nominal relative noun clause

One way of classifying clauses is according to the type of ‘job’ they do in clause/sentence structure: adverbial clauses do the same job as adverbials, adjective clauses the same job as adjectives, and noun clauses, the same job as nouns and noun phrases.

There are several types of noun clauses. One type, the relative noun clause typically begins with the word "what"—or some other "question word" such as "who," "why," or "when." For example:

• Jack told Jill what she wanted to hear.

What started all the trouble between Jack and Jill was his mother's visit.

In the first of these sentences, the relative noun clause is the object; in the second, it’s the subject.

The noun clauses in the two above sentences are "nominal" relative noun clauses: they refer to (or "name") a real, thing or situation (Jack's mother's visit for example.)

A slightly different type of relative noun clause, the "interrogative" relative noun claus is actually more common. These clauses refer not to a real situation but to a question or a lack of information. For example:

• Jill asked Jack what time it was.

• Jack had been wondering where Jill was.

• Jack's mother was often confused about where she was.

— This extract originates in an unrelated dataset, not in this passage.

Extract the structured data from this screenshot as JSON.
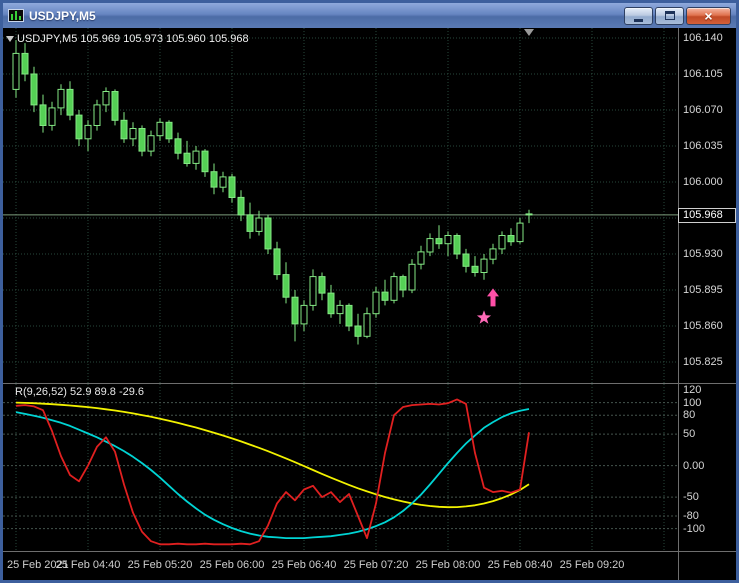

Non-native speakers often make the mistake of using "question order" (verb before subject) with interrogative relative noun clauses. For example:

Jill asked Jack what time was it.